------ Input for this task

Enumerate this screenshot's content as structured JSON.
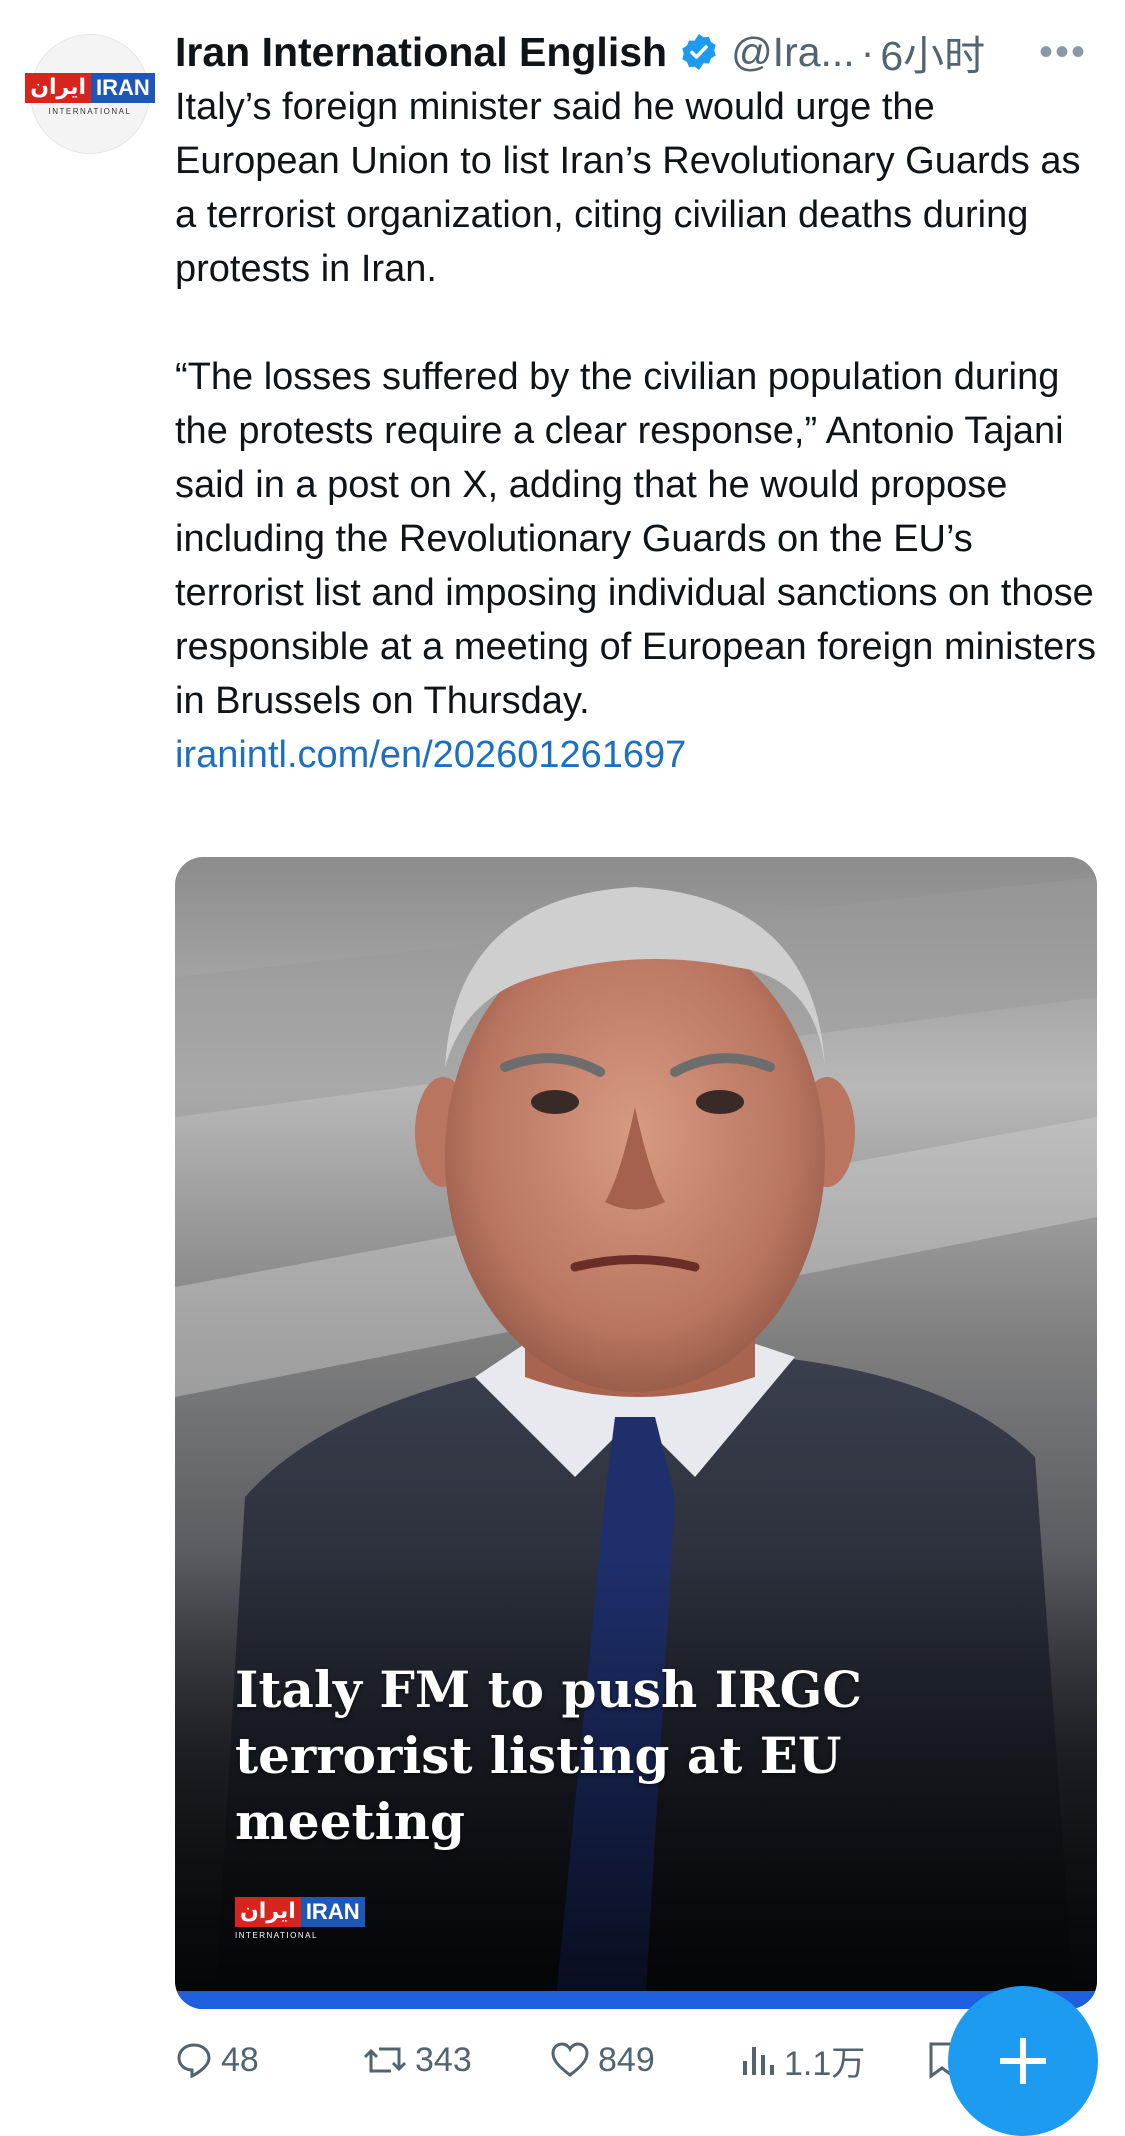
{
  "tweet": {
    "author_name": "Iran International English",
    "handle": "@Ira...",
    "separator": "·",
    "time": "6小时",
    "more_icon": "more-horizontal-icon",
    "body_paragraph_1": "Italy’s foreign minister said he would urge the European Union to list Iran’s Revolutionary Guards as a terrorist organization, citing civilian deaths during protests in Iran.",
    "body_paragraph_2": "“The losses suffered by the civilian population during the protests require a clear response,” Antonio Tajani said in a post on X, adding that he would propose including the Revolutionary Guards on the EU’s terrorist list and imposing individual sanctions on those responsible at a meeting of European foreign ministers in Brussels on Thursday.",
    "link_text": "iranintl.com/en/202601261697"
  },
  "avatar_logo": {
    "fa": "ایران",
    "en": "IRAN",
    "sub": "INTERNATIONAL"
  },
  "media": {
    "headline": "Italy FM to push IRGC terrorist listing at EU meeting",
    "logo_fa": "ایران",
    "logo_en": "IRAN",
    "logo_sub": "INTERNATIONAL"
  },
  "actions": {
    "replies": "48",
    "retweets": "343",
    "likes": "849",
    "views": "1.1万"
  },
  "colors": {
    "accent": "#1d9bf0",
    "link": "#1d6fc2",
    "muted": "#536471"
  }
}
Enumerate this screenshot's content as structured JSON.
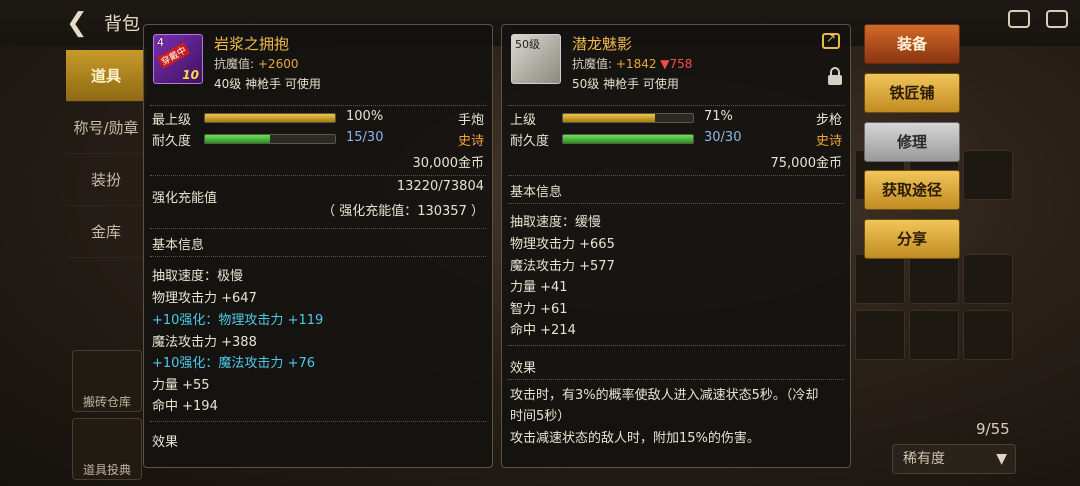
{
  "topbar": {
    "back_label": "背包"
  },
  "nav": {
    "items": [
      "道具",
      "称号/勋章",
      "装扮",
      "金库"
    ],
    "active": 0,
    "bottom_items": [
      "搬砖仓库",
      "道具投典"
    ]
  },
  "inventory": {
    "counter": "9/55",
    "rarity_select": "稀有度"
  },
  "left_item": {
    "name": "岩浆之拥抱",
    "icon_level": "4",
    "icon_badge": "穿戴中",
    "icon_enhance": "10",
    "resist_label": "抗魔值:",
    "resist_value": "+2600",
    "requirement": "40级 神枪手 可使用",
    "grade": "最上级",
    "grade_pct": "100%",
    "grade_fill": 1.0,
    "weapon_type": "手炮",
    "durability_label": "耐久度",
    "durability": "15/30",
    "durability_fill": 0.5,
    "rarity": "史诗",
    "price": "30,000金币",
    "enh_label": "强化充能值",
    "enh_value": "13220/73804",
    "enh_total": "（ 强化充能值：130357 ）",
    "basic_info_title": "基本信息",
    "stats": [
      {
        "text": "抽取速度：极慢",
        "highlight": false
      },
      {
        "text": "物理攻击力 +647",
        "highlight": false
      },
      {
        "text": "+10强化：物理攻击力 +119",
        "highlight": true
      },
      {
        "text": "魔法攻击力 +388",
        "highlight": false
      },
      {
        "text": "+10强化：魔法攻击力 +76",
        "highlight": true
      },
      {
        "text": "力量 +55",
        "highlight": false
      },
      {
        "text": "命中 +194",
        "highlight": false
      }
    ],
    "effect_title": "效果"
  },
  "right_item": {
    "name": "潜龙魅影",
    "icon_level": "50级",
    "resist_label": "抗魔值:",
    "resist_value": "+1842",
    "resist_diff": "▼758",
    "requirement": "50级 神枪手 可使用",
    "grade": "上级",
    "grade_pct": "71%",
    "grade_fill": 0.71,
    "weapon_type": "步枪",
    "durability_label": "耐久度",
    "durability": "30/30",
    "durability_fill": 1.0,
    "rarity": "史诗",
    "price": "75,000金币",
    "basic_info_title": "基本信息",
    "stats": [
      {
        "text": "抽取速度：缓慢"
      },
      {
        "text": "物理攻击力 +665"
      },
      {
        "text": "魔法攻击力 +577"
      },
      {
        "text": "力量 +41"
      },
      {
        "text": "智力 +61"
      },
      {
        "text": "命中 +214"
      }
    ],
    "effect_title": "效果",
    "effect_lines": [
      "攻击时，有3%的概率使敌人进入减速状态5秒。（冷却",
      "时间5秒）",
      "攻击减速状态的敌人时，附加15%的伤害。"
    ]
  },
  "buttons": {
    "equip": "装备",
    "blacksmith": "铁匠铺",
    "repair": "修理",
    "acquire": "获取途径",
    "share": "分享"
  },
  "colors": {
    "gold": "#f0b84a",
    "cyan": "#4ec9e8",
    "orange": "#f0a23a",
    "red": "#ff4a4a"
  }
}
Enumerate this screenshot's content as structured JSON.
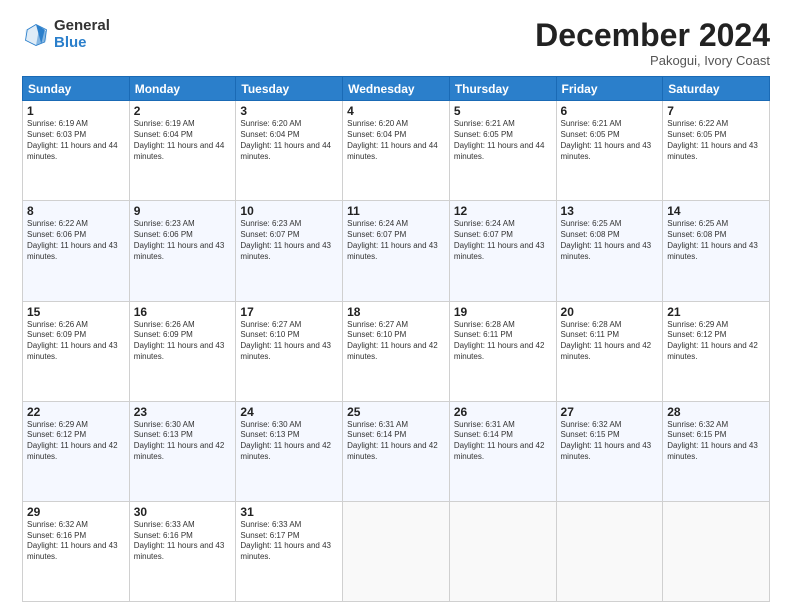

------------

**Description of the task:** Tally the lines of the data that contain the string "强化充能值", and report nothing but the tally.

**Problem solution:** 2